What is required: If a line in the data holds "this", copy that line out in full.

Dataset records
══════════════════════════════
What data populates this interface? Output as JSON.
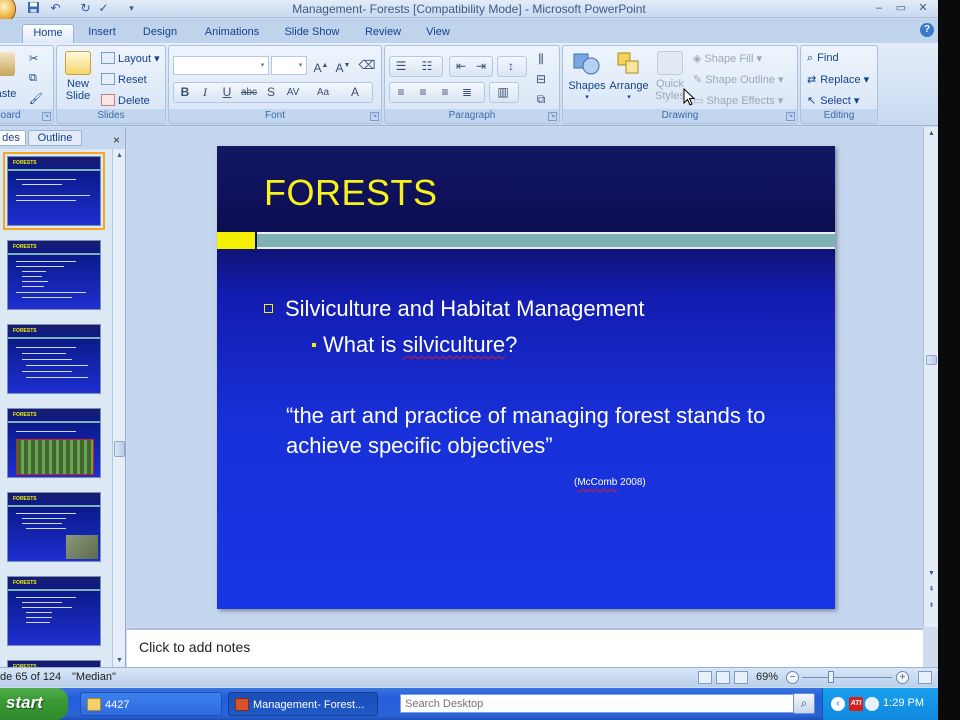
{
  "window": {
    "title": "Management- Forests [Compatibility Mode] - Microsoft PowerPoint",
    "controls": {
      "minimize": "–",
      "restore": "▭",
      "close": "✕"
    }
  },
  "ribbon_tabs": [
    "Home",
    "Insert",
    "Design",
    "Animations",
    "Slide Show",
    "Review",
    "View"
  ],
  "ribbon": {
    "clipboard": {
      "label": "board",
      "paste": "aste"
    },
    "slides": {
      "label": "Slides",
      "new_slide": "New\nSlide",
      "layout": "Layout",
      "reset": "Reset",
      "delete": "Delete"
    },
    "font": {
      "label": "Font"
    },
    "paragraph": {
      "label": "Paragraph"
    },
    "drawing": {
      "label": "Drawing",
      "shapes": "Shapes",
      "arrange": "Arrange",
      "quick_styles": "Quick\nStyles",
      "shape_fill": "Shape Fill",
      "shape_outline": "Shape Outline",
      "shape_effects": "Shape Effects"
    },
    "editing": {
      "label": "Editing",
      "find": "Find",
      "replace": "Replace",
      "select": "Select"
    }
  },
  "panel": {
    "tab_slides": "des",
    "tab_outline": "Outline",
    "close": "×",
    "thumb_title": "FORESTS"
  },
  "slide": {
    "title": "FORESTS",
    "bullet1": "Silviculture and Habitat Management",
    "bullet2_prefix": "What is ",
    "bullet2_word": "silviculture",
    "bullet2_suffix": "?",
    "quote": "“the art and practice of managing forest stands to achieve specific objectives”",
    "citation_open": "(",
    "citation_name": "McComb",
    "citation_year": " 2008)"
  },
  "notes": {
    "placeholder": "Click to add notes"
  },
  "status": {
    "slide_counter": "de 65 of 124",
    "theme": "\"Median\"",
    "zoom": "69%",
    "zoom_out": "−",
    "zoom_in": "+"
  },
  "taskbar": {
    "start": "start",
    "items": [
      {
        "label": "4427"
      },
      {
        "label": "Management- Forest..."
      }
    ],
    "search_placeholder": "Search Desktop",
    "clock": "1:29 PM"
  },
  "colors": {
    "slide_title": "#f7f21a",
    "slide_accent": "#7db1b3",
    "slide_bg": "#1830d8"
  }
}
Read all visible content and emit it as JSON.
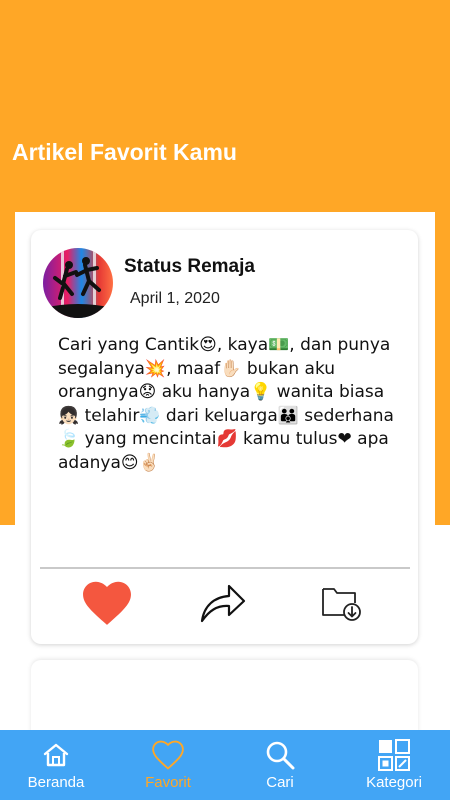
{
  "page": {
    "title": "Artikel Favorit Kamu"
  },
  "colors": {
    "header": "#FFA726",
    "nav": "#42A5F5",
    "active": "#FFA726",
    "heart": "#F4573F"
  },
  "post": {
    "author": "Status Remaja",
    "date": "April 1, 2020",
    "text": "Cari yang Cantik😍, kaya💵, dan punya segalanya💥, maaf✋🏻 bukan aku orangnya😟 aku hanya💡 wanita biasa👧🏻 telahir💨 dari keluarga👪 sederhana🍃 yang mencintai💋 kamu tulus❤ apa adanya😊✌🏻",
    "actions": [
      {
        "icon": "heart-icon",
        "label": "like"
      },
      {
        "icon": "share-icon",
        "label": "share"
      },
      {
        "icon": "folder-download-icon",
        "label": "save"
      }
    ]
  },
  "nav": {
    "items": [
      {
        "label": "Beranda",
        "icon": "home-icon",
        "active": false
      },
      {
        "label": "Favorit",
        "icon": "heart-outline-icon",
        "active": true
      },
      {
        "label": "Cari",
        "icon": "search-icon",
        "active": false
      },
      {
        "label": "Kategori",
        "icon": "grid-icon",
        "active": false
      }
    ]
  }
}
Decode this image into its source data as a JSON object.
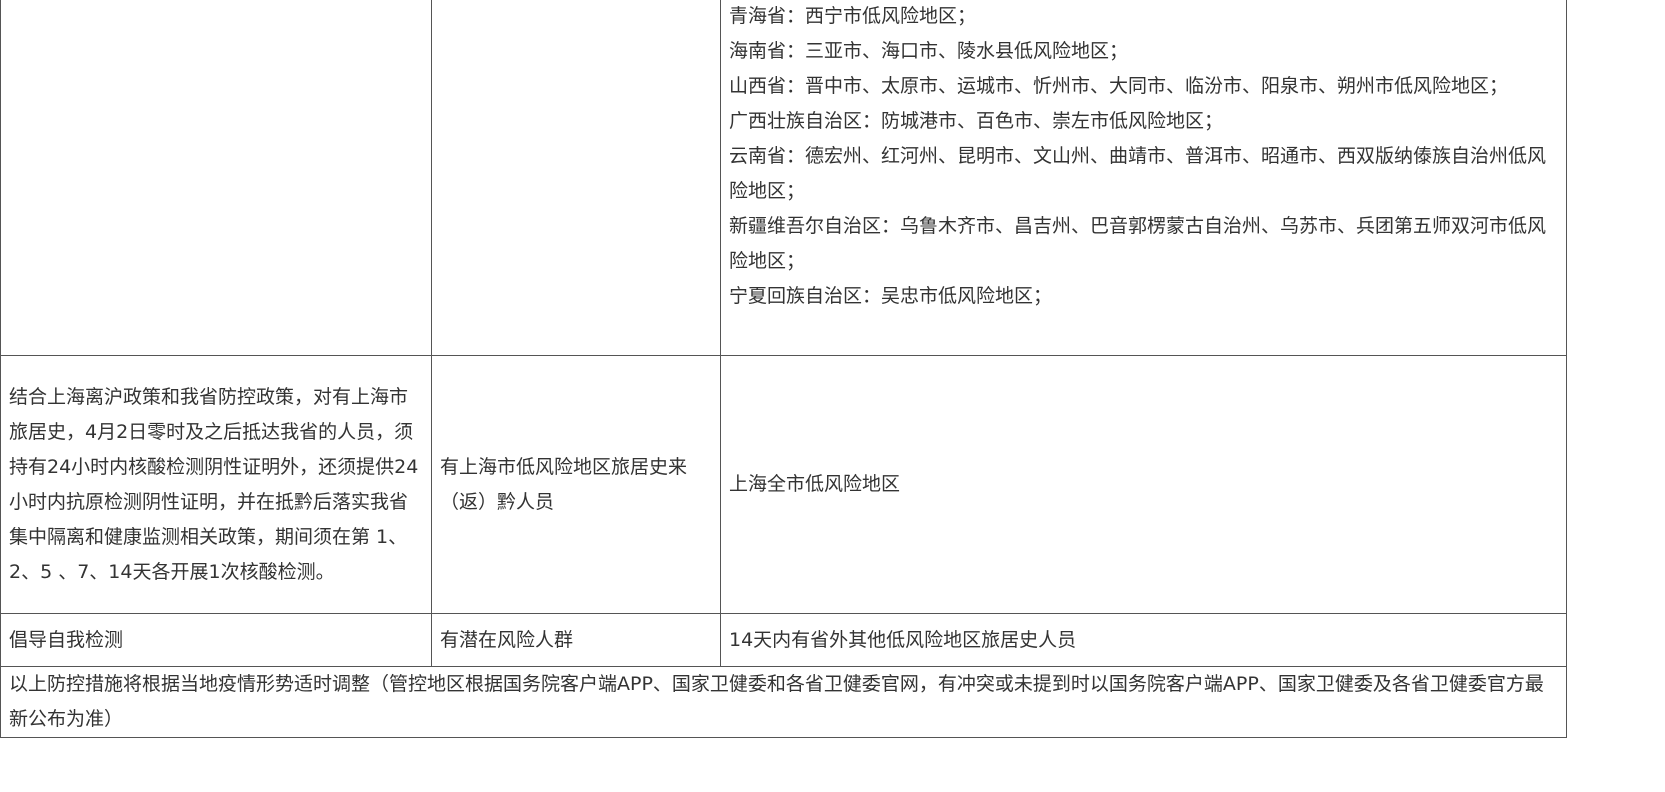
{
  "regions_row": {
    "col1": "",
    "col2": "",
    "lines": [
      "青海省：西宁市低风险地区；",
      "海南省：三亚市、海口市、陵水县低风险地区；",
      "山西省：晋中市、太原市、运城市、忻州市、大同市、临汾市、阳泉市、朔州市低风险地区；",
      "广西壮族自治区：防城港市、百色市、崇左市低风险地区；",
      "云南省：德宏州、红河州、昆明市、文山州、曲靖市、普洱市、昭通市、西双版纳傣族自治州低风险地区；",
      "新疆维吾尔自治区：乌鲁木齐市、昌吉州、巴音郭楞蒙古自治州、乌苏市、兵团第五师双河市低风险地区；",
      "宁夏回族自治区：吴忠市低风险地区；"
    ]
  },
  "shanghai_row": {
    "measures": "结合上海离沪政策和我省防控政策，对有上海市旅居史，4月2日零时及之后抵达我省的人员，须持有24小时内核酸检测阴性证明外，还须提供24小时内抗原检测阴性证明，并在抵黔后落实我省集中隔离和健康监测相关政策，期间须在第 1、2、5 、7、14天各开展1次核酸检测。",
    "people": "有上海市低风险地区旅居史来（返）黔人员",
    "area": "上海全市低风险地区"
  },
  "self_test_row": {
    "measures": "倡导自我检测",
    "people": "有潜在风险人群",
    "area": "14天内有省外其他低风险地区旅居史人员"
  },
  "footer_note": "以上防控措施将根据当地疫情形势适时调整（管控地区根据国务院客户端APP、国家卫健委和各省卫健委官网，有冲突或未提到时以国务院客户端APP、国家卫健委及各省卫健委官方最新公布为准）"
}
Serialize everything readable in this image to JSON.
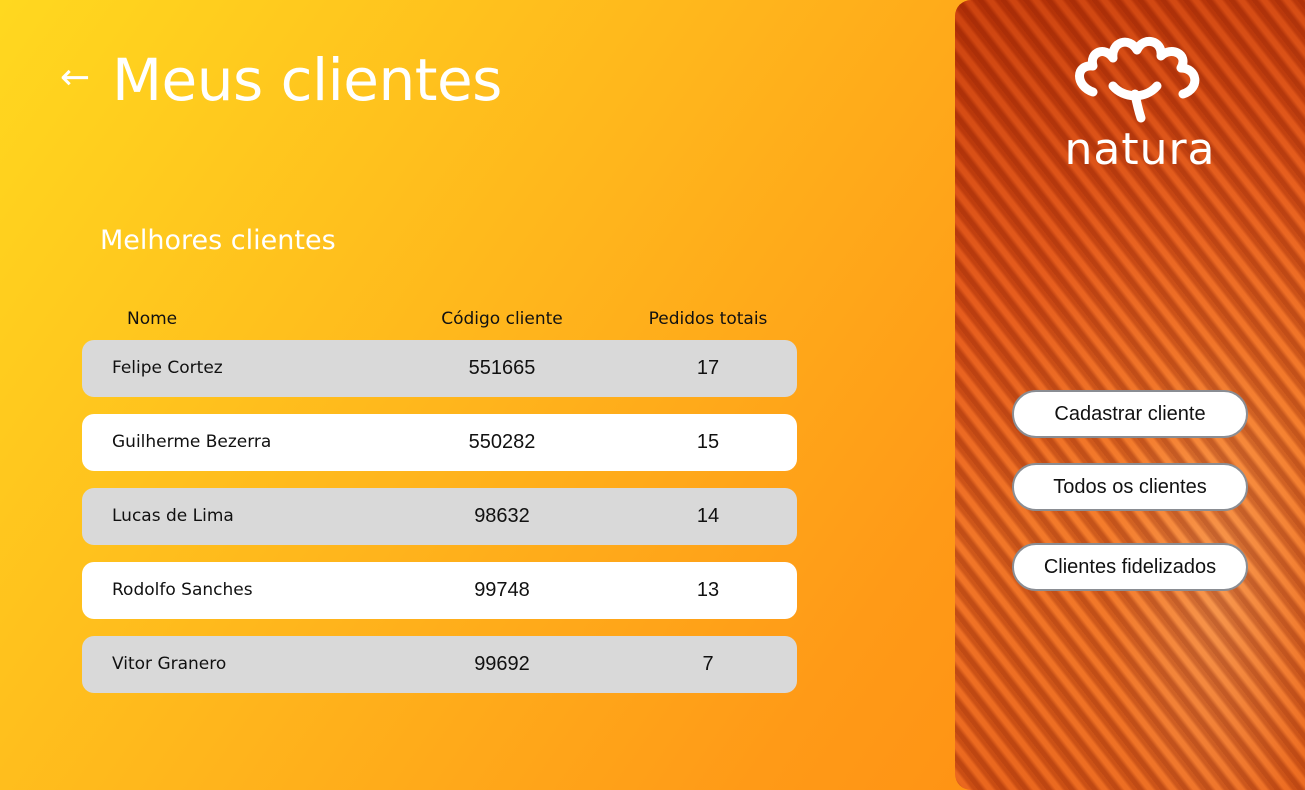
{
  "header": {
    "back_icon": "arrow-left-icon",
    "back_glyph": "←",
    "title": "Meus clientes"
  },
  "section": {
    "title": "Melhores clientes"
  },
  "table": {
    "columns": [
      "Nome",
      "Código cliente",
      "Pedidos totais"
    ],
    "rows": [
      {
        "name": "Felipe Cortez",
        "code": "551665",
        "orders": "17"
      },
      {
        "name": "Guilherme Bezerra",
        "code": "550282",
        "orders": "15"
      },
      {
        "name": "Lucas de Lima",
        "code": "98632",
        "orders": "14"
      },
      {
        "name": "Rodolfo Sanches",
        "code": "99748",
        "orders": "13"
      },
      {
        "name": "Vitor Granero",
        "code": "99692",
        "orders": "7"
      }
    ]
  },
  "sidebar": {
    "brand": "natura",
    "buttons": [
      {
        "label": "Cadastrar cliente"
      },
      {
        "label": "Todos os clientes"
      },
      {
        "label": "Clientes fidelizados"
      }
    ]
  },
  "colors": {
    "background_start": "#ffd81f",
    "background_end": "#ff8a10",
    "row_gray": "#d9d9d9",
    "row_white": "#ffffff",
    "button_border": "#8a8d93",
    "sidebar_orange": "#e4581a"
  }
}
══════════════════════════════
Final answer:
What data populates this interface? Output as JSON.
Decode this image into its source data as a JSON object.
Serialize everything readable in this image to JSON.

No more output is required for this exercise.